* Task directions *
Retrieve every line from the records in which the word "value" occurs.

* Provided information *

· · · · ·

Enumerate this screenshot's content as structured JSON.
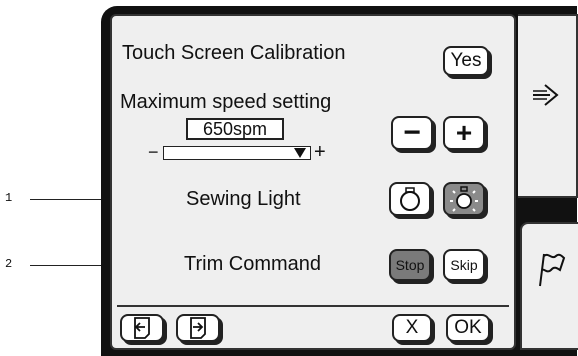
{
  "callouts": [
    "1",
    "2"
  ],
  "settings": {
    "calibration": {
      "label": "Touch Screen Calibration",
      "button": "Yes"
    },
    "max_speed": {
      "label": "Maximum speed setting",
      "value": "650spm",
      "minus_sign": "−",
      "plus_sign": "+",
      "decrease_label": "−",
      "increase_label": "+"
    },
    "sewing_light": {
      "label": "Sewing Light",
      "off_icon": "light-off-icon",
      "on_icon": "light-on-icon"
    },
    "trim_command": {
      "label": "Trim Command",
      "stop": "Stop",
      "skip": "Skip"
    }
  },
  "footer": {
    "cancel": "X",
    "ok": "OK",
    "prev_icon": "page-back-icon",
    "next_icon": "page-forward-icon"
  },
  "side_tabs": {
    "top_icon": "arrow-right-icon",
    "bottom_icon": "flag-icon"
  }
}
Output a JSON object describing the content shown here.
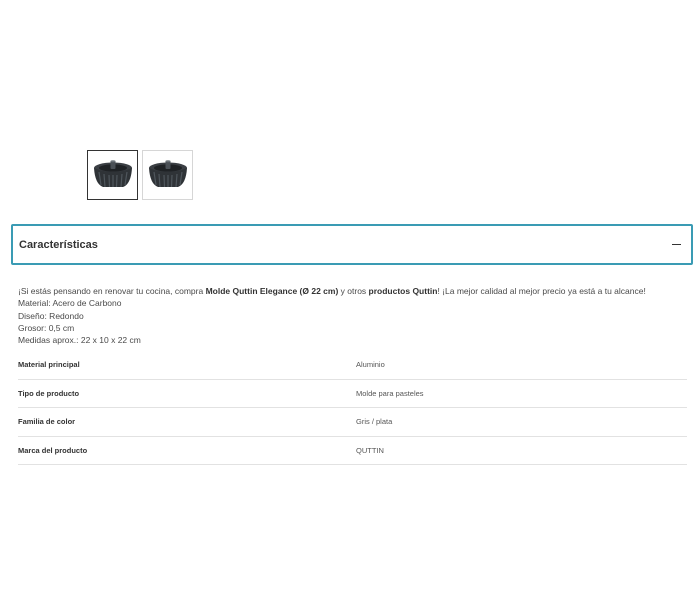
{
  "gallery": {
    "thumbnails": [
      {
        "icon": "bundt-pan-image",
        "selected": true
      },
      {
        "icon": "bundt-pan-image",
        "selected": false
      }
    ]
  },
  "accordion": {
    "title": "Características",
    "toggle_icon": "minus-icon"
  },
  "description": {
    "intro_prefix": "¡Si estás pensando en renovar tu cocina, compra ",
    "product_name": "Molde Quttin Elegance (Ø 22 cm)",
    "intro_middle": " y otros ",
    "brand_link": "productos Quttin",
    "intro_suffix": "! ¡La mejor calidad al mejor precio ya está a tu alcance!",
    "lines": [
      "Material: Acero de Carbono",
      "Diseño: Redondo",
      "Grosor: 0,5 cm",
      "Medidas aprox.: 22 x 10 x 22 cm"
    ]
  },
  "specs": [
    {
      "label": "Material principal",
      "value": "Aluminio"
    },
    {
      "label": "Tipo de producto",
      "value": "Molde para pasteles"
    },
    {
      "label": "Familia de color",
      "value": "Gris / plata"
    },
    {
      "label": "Marca del producto",
      "value": "QUTTIN"
    }
  ],
  "colors": {
    "accent": "#3a9bb4",
    "text": "#333333",
    "divider": "#e2e2e2"
  }
}
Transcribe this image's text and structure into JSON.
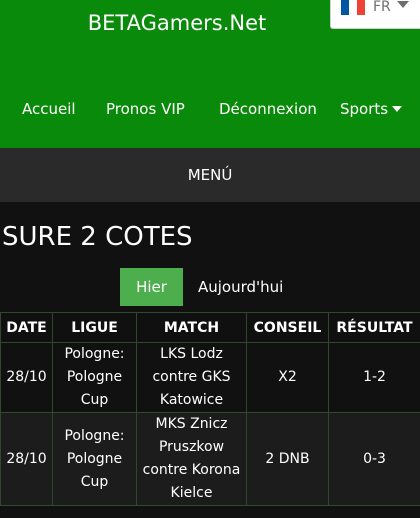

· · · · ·

* Answer below *
      "value": "650spm",
      "value": "Aluminio"
      "value": "Molde para pasteles"
      "value": "Gris / plata"
      "value": "QUTTIN"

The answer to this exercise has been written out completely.